The Scaleshell Mussel
If you spend time along Nebraska’s lakes and rivers, you are likely to come across the occasional large “clam” shell. These are examples of our state’s native freshwater mussels. It can be quite interesting to observe the unique shapes, sizes and colors of the 29 species found in our state, although a few of those are considered relicts, meaning only their shells, and not the living mollusk that would normally reside within, are detected. They have descriptive names like fawnsfoot, pistolgrip, threeridge and pimpleback.
Freshwater mussels are completely aquatic. Seasonally, many venture on a vertical migration to embed themselves in the riverbed or lake substrate. They are cued to do this when the water temperature begins to drop in the fall. During winter, you may be able to see a freshwater mussel filter feeding beneath the clear ice.
Freshwater mussels are often indicators of high water quality, but large-scale stream modifications have resulted in declines of many populations. The scaleshell (Leptodea leptodon) is both a federal and state endangered species. In Nebraska, it occurs only in the northeastern part of the state in the Missouri River, but it is rarely found.
The study of mollusks is known as malacology. When I recall first learning about freshwater mussels, I think of Dr. G. Thomas Watters, a malacologist, telling me that they need divine intervention to reproduce successfully. This is because they have a complex life cycle that requires a host fish to complete the process. Somewhat like a parasite requires a host to survive, a freshwater mussel requires a particular type of fish to reproduce; however, the fish is unharmed in this relationship. Some freshwater mussels even deceptively bait their host fish to then spray them with glochidia (the microscopic larval stage of the mussel). The “infected” fish swims away, ultimately dispersing the juvenile mussels that develop from the glochidia. Otherwise, the mussels would be unable to disperse to new locations. The freshwater drum (Aplodinotus grunniens) is the host fish of the scaleshell.
It is extremely challenging to locate scaleshells, and experienced malacologists have been diving to look for them without success. The population of scaleshells in our state is believed to be small. Because of the species’ limited mobility, any conservation efforts for the mussels would have to take place directly at the sites where they occur.

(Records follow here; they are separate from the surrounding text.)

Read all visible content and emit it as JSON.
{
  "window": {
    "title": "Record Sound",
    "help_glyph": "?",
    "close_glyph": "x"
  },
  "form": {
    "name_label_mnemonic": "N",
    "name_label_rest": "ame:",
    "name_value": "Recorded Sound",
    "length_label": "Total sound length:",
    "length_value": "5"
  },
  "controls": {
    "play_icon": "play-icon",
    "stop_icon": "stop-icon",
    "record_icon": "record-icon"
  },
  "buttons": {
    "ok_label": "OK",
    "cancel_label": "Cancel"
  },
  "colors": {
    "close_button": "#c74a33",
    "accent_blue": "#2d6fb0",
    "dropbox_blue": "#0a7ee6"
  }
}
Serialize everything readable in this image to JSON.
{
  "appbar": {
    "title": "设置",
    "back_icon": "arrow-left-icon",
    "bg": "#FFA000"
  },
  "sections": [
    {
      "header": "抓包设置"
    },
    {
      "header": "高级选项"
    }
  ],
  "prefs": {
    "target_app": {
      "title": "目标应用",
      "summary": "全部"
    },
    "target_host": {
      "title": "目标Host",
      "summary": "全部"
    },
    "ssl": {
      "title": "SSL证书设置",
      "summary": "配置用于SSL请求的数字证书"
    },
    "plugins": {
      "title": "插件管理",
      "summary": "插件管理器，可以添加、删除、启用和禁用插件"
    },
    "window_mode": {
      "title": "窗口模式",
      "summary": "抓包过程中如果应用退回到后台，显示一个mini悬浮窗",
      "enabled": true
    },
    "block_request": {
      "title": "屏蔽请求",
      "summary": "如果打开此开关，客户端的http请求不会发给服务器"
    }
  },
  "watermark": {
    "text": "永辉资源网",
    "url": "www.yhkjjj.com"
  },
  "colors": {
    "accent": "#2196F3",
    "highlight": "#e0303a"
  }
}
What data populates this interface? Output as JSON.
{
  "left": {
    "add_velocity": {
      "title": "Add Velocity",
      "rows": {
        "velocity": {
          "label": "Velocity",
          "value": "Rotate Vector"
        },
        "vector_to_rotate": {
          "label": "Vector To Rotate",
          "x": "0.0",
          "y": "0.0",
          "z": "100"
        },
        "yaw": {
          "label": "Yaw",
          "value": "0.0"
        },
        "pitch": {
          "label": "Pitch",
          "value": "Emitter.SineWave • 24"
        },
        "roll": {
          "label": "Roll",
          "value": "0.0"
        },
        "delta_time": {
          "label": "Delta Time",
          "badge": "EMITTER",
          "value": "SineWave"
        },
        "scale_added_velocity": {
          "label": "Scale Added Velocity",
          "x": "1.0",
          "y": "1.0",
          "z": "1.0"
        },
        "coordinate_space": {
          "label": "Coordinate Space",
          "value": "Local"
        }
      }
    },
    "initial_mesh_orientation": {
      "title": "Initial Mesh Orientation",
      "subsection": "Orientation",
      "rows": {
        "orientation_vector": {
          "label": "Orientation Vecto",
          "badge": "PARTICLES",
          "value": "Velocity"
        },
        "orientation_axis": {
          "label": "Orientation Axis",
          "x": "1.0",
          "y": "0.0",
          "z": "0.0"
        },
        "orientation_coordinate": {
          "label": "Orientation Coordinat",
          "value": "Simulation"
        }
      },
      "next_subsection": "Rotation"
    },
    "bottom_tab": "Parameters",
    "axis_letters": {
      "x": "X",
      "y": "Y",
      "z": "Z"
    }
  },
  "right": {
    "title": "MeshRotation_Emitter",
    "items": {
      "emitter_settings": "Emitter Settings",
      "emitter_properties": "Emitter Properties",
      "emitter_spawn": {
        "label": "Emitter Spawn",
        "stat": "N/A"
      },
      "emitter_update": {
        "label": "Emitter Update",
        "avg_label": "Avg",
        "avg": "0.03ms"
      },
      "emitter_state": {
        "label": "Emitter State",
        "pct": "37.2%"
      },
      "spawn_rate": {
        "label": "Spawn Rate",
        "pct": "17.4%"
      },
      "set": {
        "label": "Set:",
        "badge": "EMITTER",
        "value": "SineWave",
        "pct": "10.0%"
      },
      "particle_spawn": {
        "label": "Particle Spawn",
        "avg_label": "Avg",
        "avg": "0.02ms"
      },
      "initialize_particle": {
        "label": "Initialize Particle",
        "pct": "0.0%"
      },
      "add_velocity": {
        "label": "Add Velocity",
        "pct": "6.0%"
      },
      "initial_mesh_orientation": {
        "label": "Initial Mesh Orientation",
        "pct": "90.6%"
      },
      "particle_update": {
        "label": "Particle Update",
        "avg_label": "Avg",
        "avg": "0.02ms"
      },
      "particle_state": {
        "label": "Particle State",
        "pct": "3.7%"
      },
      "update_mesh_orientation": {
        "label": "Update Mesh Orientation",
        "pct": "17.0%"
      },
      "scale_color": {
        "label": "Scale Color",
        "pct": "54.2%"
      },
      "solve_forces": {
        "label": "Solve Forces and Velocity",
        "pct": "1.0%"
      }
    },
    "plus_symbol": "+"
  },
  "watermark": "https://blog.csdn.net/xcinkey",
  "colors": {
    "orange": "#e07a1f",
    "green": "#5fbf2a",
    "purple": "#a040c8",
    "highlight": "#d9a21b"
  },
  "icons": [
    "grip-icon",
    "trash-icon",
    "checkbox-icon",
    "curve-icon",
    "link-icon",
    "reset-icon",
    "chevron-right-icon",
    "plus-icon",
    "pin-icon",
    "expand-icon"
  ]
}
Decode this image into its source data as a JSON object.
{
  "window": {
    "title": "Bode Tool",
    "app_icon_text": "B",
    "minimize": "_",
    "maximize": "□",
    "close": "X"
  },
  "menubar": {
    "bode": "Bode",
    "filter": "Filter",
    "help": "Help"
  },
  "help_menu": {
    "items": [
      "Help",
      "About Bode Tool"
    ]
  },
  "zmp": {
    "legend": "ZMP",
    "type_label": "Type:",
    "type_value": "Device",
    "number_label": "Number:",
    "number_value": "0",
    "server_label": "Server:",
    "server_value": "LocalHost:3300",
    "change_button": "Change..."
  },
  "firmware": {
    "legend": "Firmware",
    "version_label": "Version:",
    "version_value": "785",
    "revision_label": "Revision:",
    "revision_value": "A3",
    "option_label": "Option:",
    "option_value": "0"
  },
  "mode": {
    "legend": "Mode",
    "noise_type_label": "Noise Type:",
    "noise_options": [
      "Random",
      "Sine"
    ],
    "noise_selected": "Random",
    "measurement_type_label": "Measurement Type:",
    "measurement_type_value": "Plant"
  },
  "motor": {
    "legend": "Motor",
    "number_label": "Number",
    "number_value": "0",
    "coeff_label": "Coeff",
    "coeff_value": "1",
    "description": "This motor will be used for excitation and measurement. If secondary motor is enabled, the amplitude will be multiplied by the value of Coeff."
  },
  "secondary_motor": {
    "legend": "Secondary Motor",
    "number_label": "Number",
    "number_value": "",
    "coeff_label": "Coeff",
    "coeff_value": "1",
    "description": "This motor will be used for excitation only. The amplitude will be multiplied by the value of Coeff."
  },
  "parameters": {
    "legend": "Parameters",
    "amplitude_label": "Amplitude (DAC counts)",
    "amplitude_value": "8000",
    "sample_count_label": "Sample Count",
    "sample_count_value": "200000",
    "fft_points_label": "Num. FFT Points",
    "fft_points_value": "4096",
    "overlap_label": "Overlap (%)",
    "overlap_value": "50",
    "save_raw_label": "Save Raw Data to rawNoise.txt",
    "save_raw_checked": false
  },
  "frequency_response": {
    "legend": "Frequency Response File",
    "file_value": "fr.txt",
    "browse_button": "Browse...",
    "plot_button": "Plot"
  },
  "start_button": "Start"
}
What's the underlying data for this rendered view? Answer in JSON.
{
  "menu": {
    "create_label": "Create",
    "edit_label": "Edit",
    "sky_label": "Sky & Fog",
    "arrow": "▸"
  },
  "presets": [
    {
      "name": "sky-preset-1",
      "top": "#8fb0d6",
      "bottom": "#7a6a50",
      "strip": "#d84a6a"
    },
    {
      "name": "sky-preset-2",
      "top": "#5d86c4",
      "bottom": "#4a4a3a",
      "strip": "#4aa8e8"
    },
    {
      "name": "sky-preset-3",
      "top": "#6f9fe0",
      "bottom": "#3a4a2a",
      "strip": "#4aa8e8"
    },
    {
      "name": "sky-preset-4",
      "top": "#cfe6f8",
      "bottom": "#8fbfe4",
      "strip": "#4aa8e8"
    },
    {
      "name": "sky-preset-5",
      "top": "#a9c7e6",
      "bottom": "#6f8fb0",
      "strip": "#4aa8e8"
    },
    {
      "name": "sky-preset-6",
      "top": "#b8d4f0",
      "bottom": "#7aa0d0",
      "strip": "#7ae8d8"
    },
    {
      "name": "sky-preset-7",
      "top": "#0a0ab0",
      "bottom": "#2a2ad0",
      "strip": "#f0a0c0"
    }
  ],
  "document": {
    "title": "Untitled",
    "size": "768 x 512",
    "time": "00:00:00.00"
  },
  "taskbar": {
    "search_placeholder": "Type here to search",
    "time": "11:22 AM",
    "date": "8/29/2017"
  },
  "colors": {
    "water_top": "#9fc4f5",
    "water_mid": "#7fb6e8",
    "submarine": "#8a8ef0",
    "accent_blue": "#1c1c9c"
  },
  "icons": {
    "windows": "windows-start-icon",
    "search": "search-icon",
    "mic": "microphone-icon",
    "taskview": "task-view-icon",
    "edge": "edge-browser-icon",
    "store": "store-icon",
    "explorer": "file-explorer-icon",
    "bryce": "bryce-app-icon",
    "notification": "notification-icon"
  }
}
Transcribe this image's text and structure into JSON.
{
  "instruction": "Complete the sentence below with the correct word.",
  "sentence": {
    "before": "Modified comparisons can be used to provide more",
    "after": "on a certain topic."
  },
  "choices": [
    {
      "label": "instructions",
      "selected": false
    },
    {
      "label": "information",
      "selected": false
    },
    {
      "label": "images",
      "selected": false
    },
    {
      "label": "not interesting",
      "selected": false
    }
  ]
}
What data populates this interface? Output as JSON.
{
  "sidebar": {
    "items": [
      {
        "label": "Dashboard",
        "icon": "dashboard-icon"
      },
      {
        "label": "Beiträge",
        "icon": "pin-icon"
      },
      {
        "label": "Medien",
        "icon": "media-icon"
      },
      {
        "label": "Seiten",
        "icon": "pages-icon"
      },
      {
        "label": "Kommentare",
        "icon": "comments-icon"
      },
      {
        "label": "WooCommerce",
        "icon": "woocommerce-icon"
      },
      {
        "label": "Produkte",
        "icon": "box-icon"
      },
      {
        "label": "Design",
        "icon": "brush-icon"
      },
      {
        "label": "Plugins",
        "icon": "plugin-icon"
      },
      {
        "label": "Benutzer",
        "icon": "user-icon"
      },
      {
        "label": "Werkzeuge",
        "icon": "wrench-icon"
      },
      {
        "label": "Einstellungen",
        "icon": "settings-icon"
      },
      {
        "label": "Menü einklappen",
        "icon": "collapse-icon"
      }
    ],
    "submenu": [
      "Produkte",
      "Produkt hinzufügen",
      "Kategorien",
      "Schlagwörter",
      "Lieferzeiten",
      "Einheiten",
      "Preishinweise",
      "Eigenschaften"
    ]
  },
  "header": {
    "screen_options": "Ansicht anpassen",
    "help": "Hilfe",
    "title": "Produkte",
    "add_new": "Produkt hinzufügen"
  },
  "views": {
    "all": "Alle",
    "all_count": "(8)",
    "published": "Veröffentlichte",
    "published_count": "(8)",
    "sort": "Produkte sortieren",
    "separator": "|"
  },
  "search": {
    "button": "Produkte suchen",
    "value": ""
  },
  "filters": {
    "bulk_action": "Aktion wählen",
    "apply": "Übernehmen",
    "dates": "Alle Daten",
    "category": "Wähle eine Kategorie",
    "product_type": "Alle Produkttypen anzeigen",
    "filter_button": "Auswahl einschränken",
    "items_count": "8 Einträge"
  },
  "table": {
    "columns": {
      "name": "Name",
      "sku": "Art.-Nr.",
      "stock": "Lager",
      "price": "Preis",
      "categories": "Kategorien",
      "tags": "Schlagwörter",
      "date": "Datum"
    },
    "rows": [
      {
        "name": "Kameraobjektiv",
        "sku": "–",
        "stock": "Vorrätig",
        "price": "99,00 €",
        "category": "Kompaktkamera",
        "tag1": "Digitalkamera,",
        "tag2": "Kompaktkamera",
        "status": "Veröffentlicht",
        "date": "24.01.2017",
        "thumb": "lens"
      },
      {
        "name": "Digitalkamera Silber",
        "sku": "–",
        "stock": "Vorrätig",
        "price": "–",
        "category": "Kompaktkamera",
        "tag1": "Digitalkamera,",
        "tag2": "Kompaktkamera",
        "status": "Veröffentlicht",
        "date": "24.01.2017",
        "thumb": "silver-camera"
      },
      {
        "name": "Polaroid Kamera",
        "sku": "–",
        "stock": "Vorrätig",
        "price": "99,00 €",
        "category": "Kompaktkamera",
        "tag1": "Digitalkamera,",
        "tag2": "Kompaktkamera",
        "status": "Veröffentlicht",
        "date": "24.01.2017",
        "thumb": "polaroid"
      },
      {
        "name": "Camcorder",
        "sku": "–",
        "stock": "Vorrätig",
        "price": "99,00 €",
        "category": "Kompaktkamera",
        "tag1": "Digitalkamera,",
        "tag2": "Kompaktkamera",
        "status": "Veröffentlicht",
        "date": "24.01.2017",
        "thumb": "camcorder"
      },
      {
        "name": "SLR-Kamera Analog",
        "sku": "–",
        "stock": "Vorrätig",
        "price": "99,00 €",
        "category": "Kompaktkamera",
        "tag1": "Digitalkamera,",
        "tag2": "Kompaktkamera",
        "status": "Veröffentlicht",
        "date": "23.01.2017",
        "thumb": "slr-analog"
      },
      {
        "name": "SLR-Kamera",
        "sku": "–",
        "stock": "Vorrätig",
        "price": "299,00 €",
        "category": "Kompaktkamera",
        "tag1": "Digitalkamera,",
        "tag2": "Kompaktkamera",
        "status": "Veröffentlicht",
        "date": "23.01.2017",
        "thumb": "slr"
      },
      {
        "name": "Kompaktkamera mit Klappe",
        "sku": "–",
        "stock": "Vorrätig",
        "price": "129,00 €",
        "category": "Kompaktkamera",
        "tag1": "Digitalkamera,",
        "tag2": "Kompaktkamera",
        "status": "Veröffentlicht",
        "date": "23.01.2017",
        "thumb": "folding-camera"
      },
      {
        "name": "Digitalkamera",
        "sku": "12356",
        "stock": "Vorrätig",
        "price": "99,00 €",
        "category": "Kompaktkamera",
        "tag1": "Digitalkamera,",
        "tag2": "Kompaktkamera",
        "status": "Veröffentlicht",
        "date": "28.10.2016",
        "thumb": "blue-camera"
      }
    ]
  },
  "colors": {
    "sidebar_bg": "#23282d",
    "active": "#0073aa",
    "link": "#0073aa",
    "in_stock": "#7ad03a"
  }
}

Native freshwater mussels provide a service to us by filtering and oxygenating bodies of water. They contribute to cleaner water. Plus, they are really cool to find. Please just watch out for the heelsplitter when you’re wading barefoot! ■